The words “not fade away” primarily signify something that does not lose its initial pristine character. Greeks used this word of the amaranth flower, which does not fade but retains its brightness and excellent texture. So too, the pastor’s crown for faithfulness to his congregation will never fade away. God will make sure that He remembers the work of the pastor into eternity. This phrase “does not fade away” appears in the first chapter of our inheritance of heaven,

“To an inheritance incorruptible and undefiled and that does not fade away, reserved in heaven for you” (1 Peter 1:4).


God rewards pastors eternally for faithfulness to their congregation.


Is your ambition as a pastor to stand at the Judgment Seat of Christ with a crown of glory on your head? Will you stand there, bareheaded? An unfaithful pastor might say, “In my eyes, I finished first, but I did not get a first-place prize, nor even second place.” It is not a matter of merely finishing the race, but it is an issue of how well we ran the race. If we foul another runner on the far turn, Jesus will see it and disqualify us from a victor’s wreath.

In heaven, we will cast our crowns before the Lord. When God gives the signal to throw our crowns down, will we have a crown to throw? We work for them here; we receive them hereafter.

“The twenty-four elders fall down before Him who sits on the throne and worship Him who lives forever and ever, and cast their crowns before the throne, saying: ‘You are worthy, O Lord,
To receive glory and honor and power;
For You created all things,
And by Your will they exist and were created’” (Revelation 4:10-11).

There are crowns to be gained and races to be won. This race is not fictional but factual. Every pastor will finish the race, but who desires to finish fourth? No one. We must run with fidelity to get a medal. We will get a medal if we put in a splendid performance. If we are going to turn in a stellar performance, we had better get in shape. If there is anything pastors seem to resist today, it is discipline. We do not want to train; it is too much work. The reason some people play right end on the bench is their lack of discipline.

“Do you not know that those who run in a race all run, but one receives the prize? Run in such a way that you may obtain it. And everyone who competes for the prize is temperate in all things. Now they do it to obtain a perishable crown, but we for an imperishable crown. Therefore I run thus: not with uncertainty. Thus I fight: not as one who beats the air. But I discipline my body and bring it into subjection, lest, when I have preached to others, I myself should become disqualified” (1 Corinthians 9:24-27).

Some pastors are happy to make the squad. Do you want to be on the field and involved in the game? To warm the bench is anything but gratifying. Why is it that so many of God’s leaders seem content to ride the bench?
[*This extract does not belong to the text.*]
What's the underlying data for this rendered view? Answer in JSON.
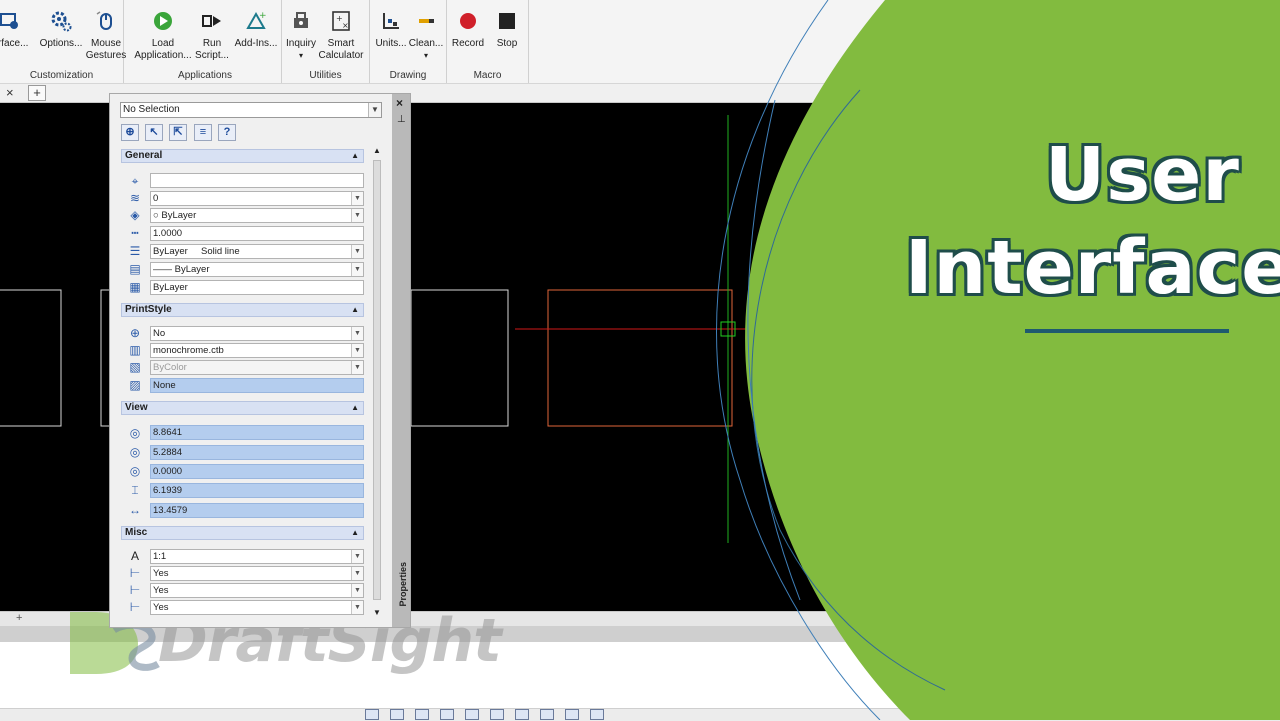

They would rather sit there wrapped in a blanket and watch someone else play the game and score the points. Every once in a while, they get a little excited and stand up and cheer. Then the blanket falls off feeling a draft; they are concerned only about recovering their blanket.

When we come to the end of life’s short day, there will be no further opportunities to live for Christ in time. You had your chance. You had your chance, but did you take advantage of it?